In Figure 4c, the coloration time of 8/3 weft-faced satin weave structure in three samples was 16, 18 and 20 s, respectively. The color recovery time of fabric pattern with this weave structure was prolonged:74, 102 and 122 s for sample A, B and C, respectively. In Figure 4d, a similar trend was observed for 12/5 weft-faced satin weave structure in sample A, B and C: the color change time was 20, 23 and 24 s, respectively, and the color recovery time was 78, 85 and 141 s, respectively.
Based on Figure 4, it can be concluded that when the weave structure is the same, the increased weft density results in longer color change time and color recovery time. The jacquard woven fabrics with larger weft density are with more thermochromic weft yarns in unit area, implying that the weft yarns are more closely packed and the fabric surface area exposed to UV lamp for heat absorption is less. Thus, it takes longer time for fabrics with larger weft density to reach the critical temperature of 31 ℃ to initiate color change process, corresponding to longer coloration time.
Figure 5: Thermochromic behavior of (a) twill and (b) satin weave structures with different float lengths in fabric sample A with a weft density of 240 pick/10cm.
To better demonstrated the influence of float length on the thermochromic behavior of fabrics, the color change time and color recovery time fabric patterns with different structures of twill and satin weave in sample A (weft density of 240 pick/10cm) were depicted in Figure 5. In Figure 5a, with twill weave structure, the color change time and color recovery time of 1/7 RHT are always more than those of 1/3 LHT in the same fabric. In Figure 5b, with satin weave structure, both the color change time and color recovery time of 12/5 weft-faced satin are longer than those of 8/3 weft-faced satin. With longer weft floats, color change time and color recovery time are also extended. This is because longer weft float in the fabric pattern of the same fabric often absorbs more heat energy by the thermochromic weft yarns, and it also takes more time to release heat during the cooling process to reach the critical temperature and return to its original color.
Jacquard woven fabrics play an important role in textile products, and the development of thermochromic jacquard woven fabrics will motivate more creation of fabrics with high technological and artistic values. This work incorporated thermochromic property into jacquard woven fabrics to enable the color change of fabric pattern at different temperatures and added more technological value to the artistic fabric. Thermochromic jacquard woven fabrics can be potentially used in homes textiles such as curtains, bed sheets, etc., and fashion apparel to indicate ambient temperature change. Moreover, the effects of weft density and weave structure on the breathability and thermochromic properties of the fabrics were investigated. The research results have practical implications for the innovation of high-quality thermochromic smart textiles with artistic value.

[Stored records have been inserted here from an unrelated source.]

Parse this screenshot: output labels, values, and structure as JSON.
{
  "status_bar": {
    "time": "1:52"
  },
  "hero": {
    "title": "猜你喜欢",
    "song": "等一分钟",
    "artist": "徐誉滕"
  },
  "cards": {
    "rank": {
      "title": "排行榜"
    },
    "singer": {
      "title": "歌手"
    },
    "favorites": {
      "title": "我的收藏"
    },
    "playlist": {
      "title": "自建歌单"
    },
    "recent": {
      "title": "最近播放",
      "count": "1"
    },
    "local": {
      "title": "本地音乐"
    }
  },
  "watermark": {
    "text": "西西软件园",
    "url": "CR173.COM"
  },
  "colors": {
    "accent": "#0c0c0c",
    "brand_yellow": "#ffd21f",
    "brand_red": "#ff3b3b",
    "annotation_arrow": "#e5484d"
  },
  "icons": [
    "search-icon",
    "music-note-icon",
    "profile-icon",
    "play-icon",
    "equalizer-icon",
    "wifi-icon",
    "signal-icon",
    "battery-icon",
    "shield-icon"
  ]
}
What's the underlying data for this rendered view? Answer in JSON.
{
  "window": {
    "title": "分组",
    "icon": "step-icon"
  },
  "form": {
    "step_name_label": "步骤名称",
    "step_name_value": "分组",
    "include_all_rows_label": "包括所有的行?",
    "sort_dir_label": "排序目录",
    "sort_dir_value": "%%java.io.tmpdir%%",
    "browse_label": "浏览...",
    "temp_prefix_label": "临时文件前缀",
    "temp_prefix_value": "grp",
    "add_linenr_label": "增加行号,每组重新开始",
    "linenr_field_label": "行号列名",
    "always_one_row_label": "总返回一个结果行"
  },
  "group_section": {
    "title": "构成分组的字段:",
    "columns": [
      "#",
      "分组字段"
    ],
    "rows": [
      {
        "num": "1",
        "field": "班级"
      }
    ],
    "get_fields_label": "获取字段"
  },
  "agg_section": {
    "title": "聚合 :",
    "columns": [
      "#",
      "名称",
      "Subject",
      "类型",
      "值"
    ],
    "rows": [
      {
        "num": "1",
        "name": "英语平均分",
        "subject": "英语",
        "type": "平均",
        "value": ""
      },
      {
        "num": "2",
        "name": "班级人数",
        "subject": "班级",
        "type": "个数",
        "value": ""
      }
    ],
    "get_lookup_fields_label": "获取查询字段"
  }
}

This work is sponsored by “Chenguang Program” (Grant number:19CG79) supported by Shanghai Education Development Foundation and Shanghai Municipal Education Commission, China.
The authors declare no conflict of interest.
© 2022 Chunhong Lu. This is an open access article distributed under the terms of the Creative Commons Attribution License , which permits unrestricted use, distribution, and build upon your work non-commercially.